Component data from apps and pages
- Opening Delimiter -
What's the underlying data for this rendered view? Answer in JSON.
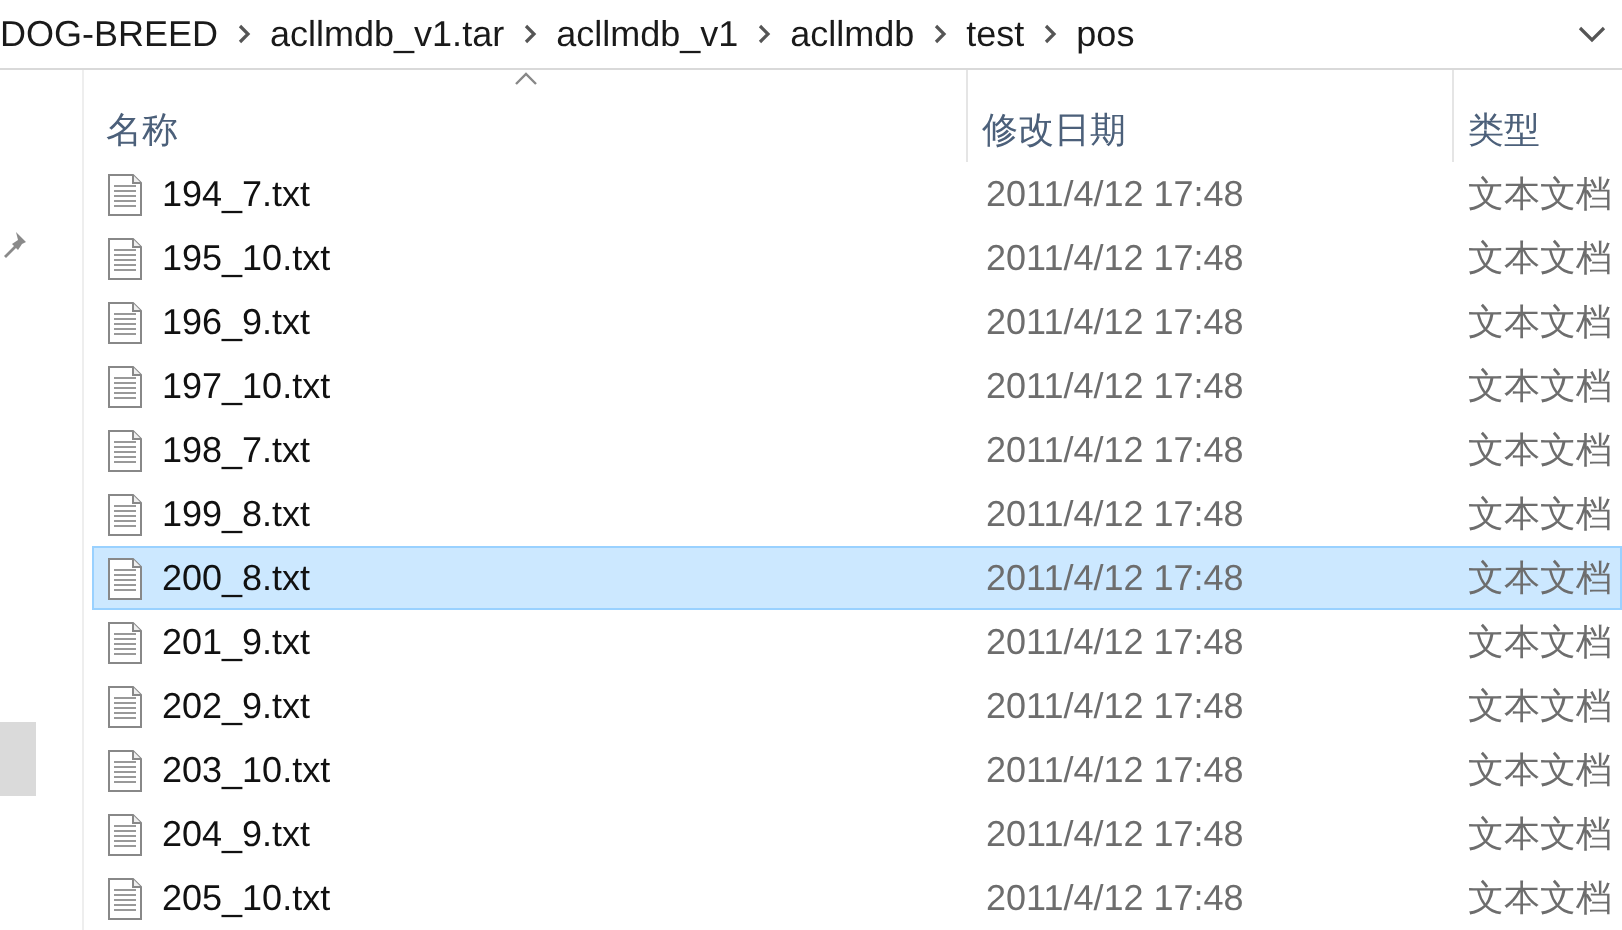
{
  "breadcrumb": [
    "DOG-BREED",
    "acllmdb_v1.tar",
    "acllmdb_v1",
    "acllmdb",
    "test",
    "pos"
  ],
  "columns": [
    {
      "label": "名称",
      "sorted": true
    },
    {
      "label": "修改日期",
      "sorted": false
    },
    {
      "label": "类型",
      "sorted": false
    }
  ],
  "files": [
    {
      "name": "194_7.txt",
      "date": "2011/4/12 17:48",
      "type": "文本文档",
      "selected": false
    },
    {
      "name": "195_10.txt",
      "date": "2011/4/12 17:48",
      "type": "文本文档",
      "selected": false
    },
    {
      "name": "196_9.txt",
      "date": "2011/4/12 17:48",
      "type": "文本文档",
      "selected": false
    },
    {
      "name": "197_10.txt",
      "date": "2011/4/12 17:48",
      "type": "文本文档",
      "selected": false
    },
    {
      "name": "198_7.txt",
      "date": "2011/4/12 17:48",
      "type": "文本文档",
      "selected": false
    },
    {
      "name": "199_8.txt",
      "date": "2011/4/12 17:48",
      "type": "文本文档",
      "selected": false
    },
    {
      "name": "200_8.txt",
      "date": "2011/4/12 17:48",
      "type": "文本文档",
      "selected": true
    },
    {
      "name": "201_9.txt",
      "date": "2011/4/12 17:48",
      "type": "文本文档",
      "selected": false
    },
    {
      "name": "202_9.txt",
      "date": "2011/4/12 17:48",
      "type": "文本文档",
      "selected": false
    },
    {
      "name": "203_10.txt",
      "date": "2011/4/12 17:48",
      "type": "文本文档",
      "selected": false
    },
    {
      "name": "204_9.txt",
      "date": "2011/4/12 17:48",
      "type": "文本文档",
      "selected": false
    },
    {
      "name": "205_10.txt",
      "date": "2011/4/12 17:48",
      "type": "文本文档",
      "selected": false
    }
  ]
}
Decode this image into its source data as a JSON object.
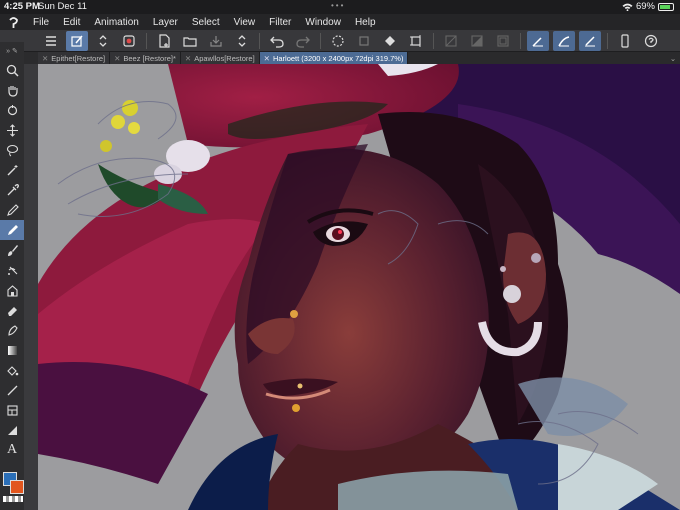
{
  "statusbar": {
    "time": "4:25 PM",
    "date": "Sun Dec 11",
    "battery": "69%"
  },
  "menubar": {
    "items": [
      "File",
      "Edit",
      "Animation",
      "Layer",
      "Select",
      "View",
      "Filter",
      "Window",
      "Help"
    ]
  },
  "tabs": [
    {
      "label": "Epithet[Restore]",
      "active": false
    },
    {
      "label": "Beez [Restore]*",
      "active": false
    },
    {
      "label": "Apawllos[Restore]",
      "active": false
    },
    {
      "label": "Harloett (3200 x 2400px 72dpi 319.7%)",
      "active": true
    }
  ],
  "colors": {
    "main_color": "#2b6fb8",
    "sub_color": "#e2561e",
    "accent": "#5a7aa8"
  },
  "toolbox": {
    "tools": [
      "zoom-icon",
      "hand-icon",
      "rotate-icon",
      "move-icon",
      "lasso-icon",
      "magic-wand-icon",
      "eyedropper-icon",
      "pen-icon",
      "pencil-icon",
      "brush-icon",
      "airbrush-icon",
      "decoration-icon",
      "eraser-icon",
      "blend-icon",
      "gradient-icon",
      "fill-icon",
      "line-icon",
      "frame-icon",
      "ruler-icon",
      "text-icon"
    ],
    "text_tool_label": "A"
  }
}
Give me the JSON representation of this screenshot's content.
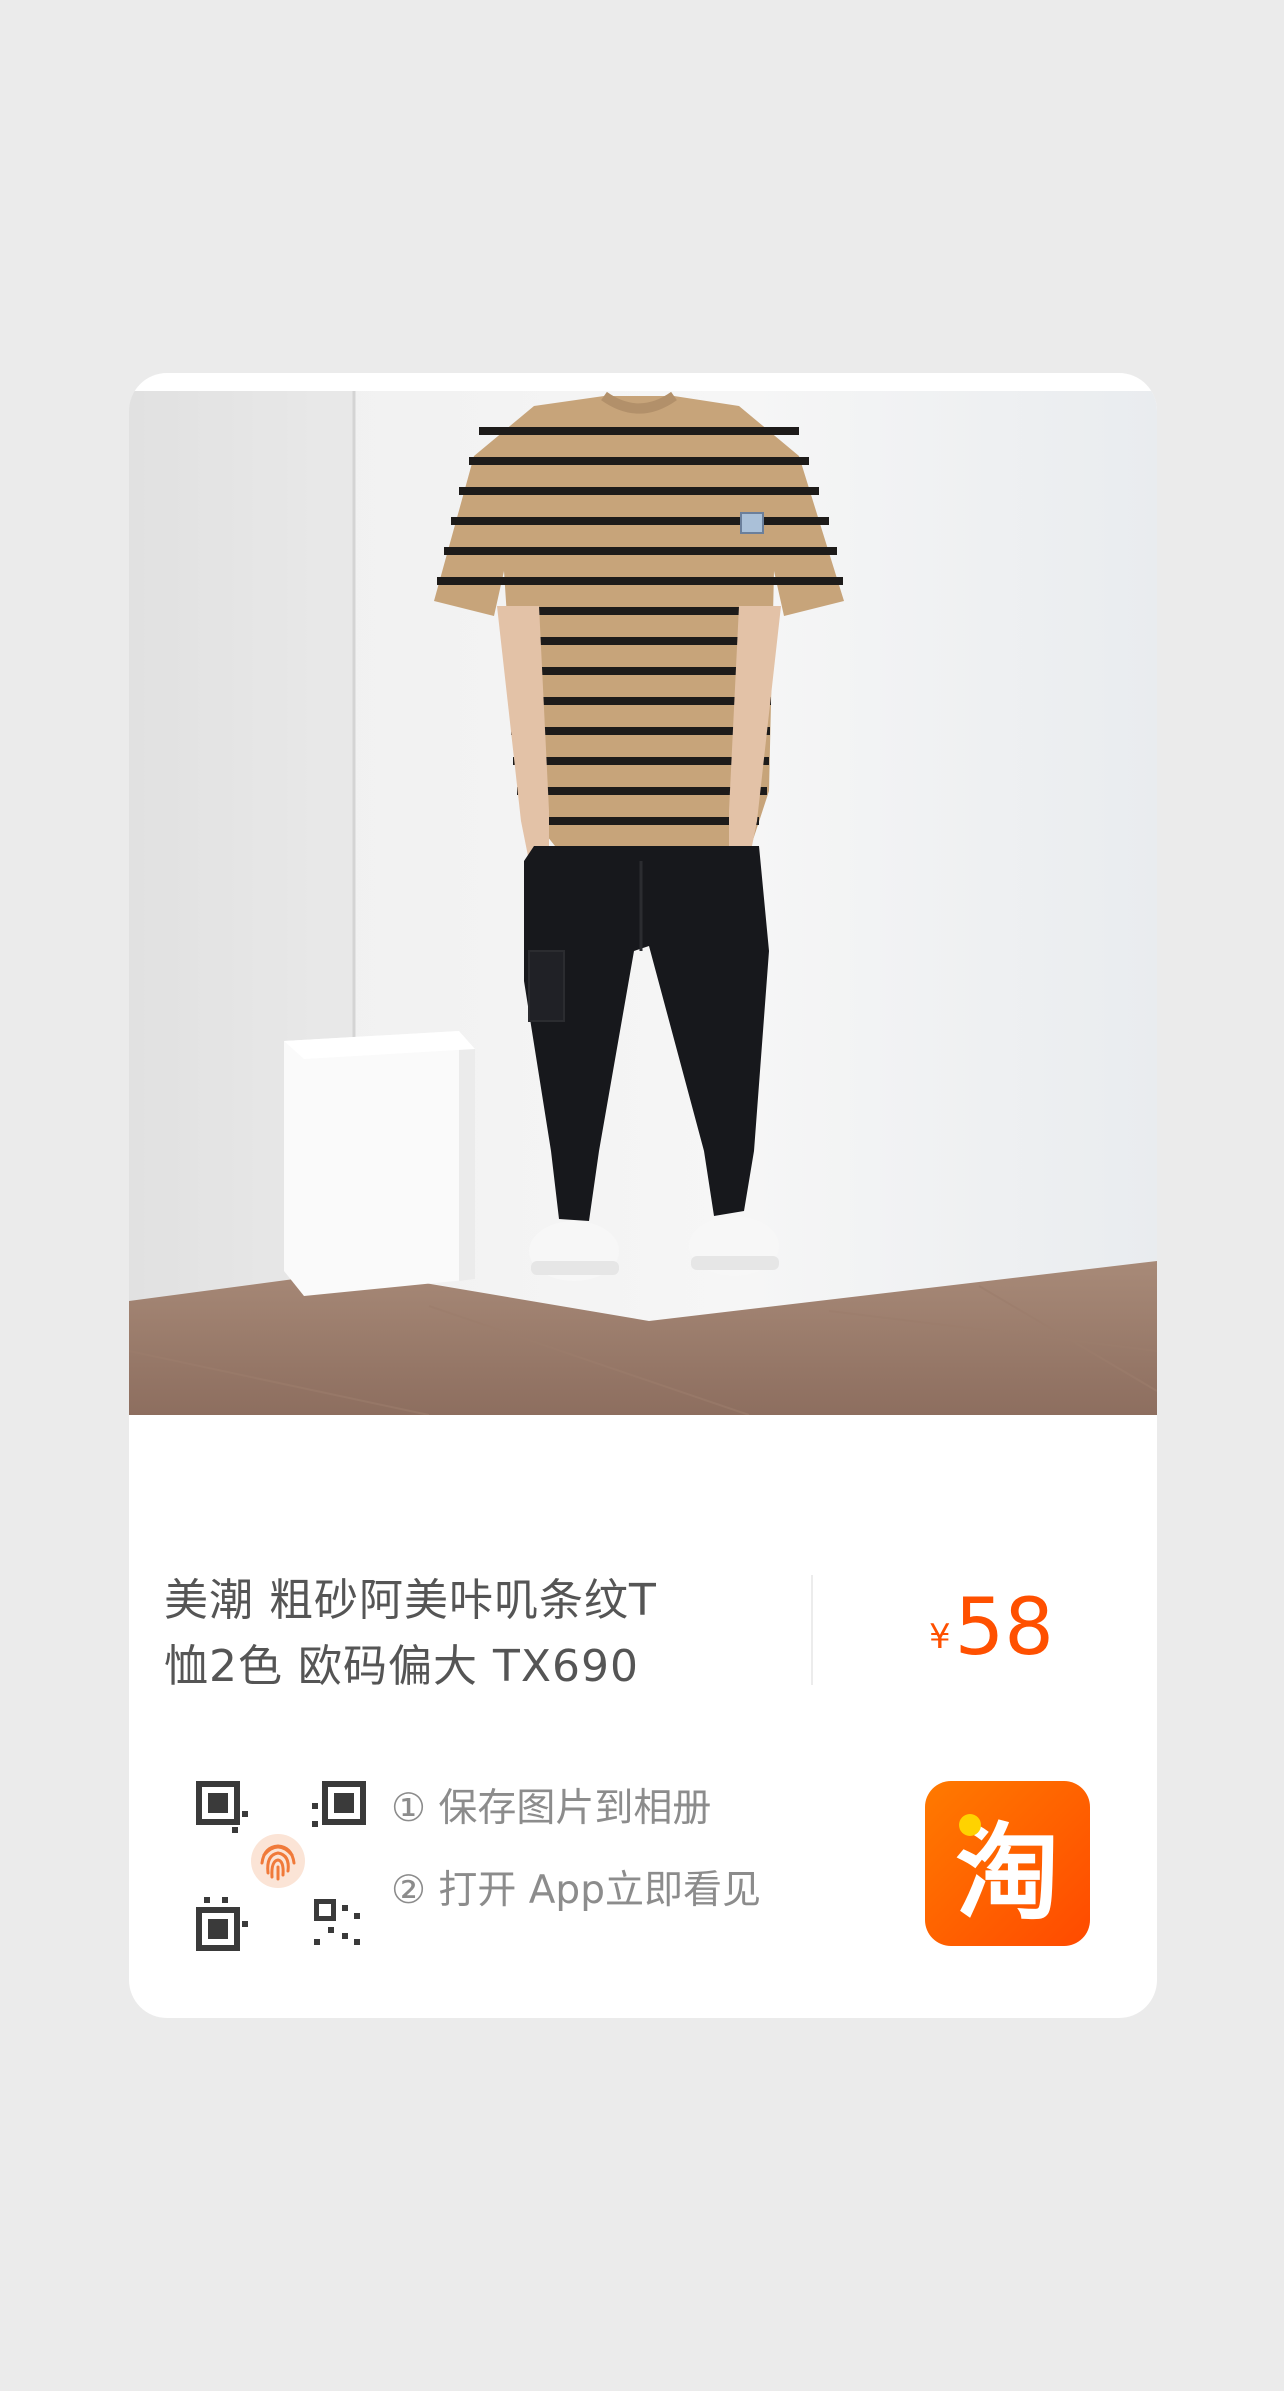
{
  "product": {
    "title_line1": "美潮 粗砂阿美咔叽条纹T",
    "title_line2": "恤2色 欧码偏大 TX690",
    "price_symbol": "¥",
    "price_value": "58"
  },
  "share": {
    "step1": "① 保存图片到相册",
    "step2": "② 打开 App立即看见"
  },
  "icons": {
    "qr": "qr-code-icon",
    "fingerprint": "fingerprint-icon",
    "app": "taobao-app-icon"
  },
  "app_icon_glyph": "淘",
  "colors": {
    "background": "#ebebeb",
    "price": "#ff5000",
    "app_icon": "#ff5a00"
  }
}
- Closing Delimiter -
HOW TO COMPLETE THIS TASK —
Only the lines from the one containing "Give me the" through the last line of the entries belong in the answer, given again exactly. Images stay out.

ANSWER FOR THIS EXERCISE —
Give me the JSON representation of this screenshot's content.
{
  "product": {
    "title_line1": "美潮 粗砂阿美咔叽条纹T",
    "title_line2": "恤2色 欧码偏大 TX690",
    "price_symbol": "¥",
    "price_value": "58"
  },
  "share": {
    "step1": "① 保存图片到相册",
    "step2": "② 打开 App立即看见"
  },
  "icons": {
    "qr": "qr-code-icon",
    "fingerprint": "fingerprint-icon",
    "app": "taobao-app-icon"
  },
  "app_icon_glyph": "淘",
  "colors": {
    "background": "#ebebeb",
    "price": "#ff5000",
    "app_icon": "#ff5a00"
  }
}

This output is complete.